Placenta previa occurs when a baby’s placenta partially or totally covers the mother’s cervix. The condition can cause severe bleeding during pregnancy and into delivery. Symptoms include bright red vaginal bleeding without pain and in some cases contractions.

Often the condition will resolve during the pregnancy as the uterus grows and increases the distance between the cervix and the placenta. But if it doesn’t, the doctor likely will require a cesarean delivery to avoid complications during birth.

Low birth weight

Low birth weight usually occurs due to poor nutrition or the use of cigarettes, alcohol, or drugs during pregnancy. Babies who are born at a low birth weight have a higher risk of respiratory infections, learning disabilities, blindness, and heart infections. Once diagnosed, the baby may need to stay in the hospital after birth to treat and monitor progress.

Erb’s palsy

The birth process can leave a baby suffering from symptoms of paralysis and nerve damage if there are problems during labor. This can lead to a condition known as Erb’s palsy, which affects one to two out of every 1,000 babies born.

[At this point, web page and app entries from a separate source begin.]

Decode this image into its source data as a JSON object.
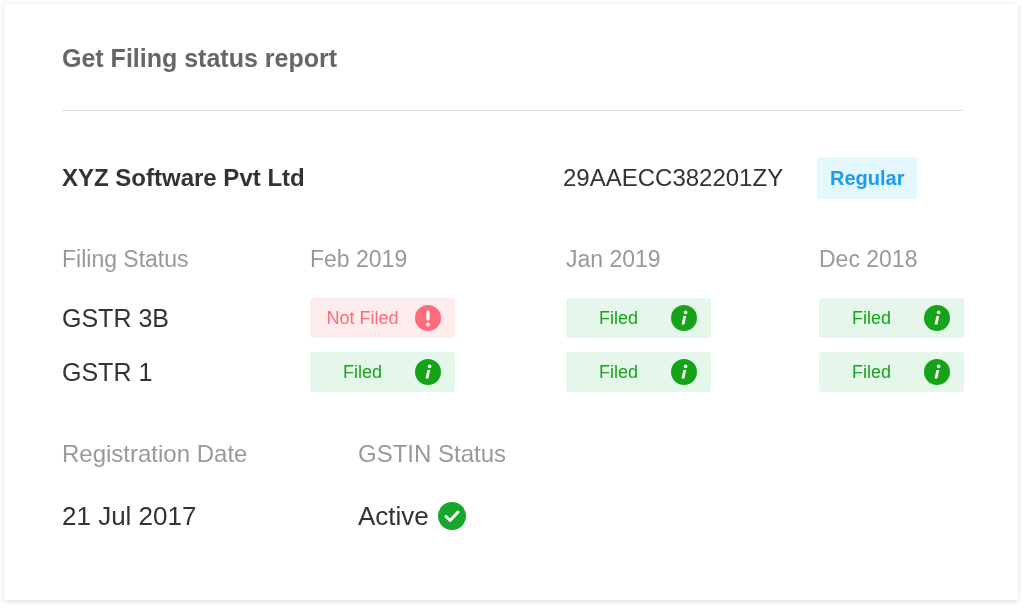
{
  "title": "Get Filing status report",
  "company": {
    "name": "XYZ Software Pvt Ltd",
    "gstin": "29AAECC382201ZY",
    "badge": "Regular"
  },
  "filing_table": {
    "corner_label": "Filing Status",
    "columns": [
      "Feb 2019",
      "Jan 2019",
      "Dec 2018"
    ],
    "rows": [
      {
        "name": "GSTR 3B",
        "cells": [
          {
            "status": "Not Filed",
            "kind": "not_filed"
          },
          {
            "status": "Filed",
            "kind": "filed"
          },
          {
            "status": "Filed",
            "kind": "filed"
          }
        ]
      },
      {
        "name": "GSTR 1",
        "cells": [
          {
            "status": "Filed",
            "kind": "filed"
          },
          {
            "status": "Filed",
            "kind": "filed"
          },
          {
            "status": "Filed",
            "kind": "filed"
          }
        ]
      }
    ]
  },
  "details": [
    {
      "label": "Registration Date",
      "value": "21 Jul 2017",
      "kind": "plain"
    },
    {
      "label": "GSTIN Status",
      "value": "Active",
      "kind": "verified"
    }
  ]
}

Erb’s palsy is generally caused by nerve damage during delivery, typically caused when an infant’s neck is stretched to one side during a difficult delivery, causing temporary or permanent nerve damage. The symptoms are readily recognizable at birth, including weakness or numbness in one arm, arm dangling by the side, and rotated inward or limited motion in the shoulder, bicep, elbow, forearm, wrist, or hand.

The paralysis can be minor and temporary, or major and permanent. But determining the severity of the nerve damage and limits of mobility may not be possible until the child reaches three to six months of age.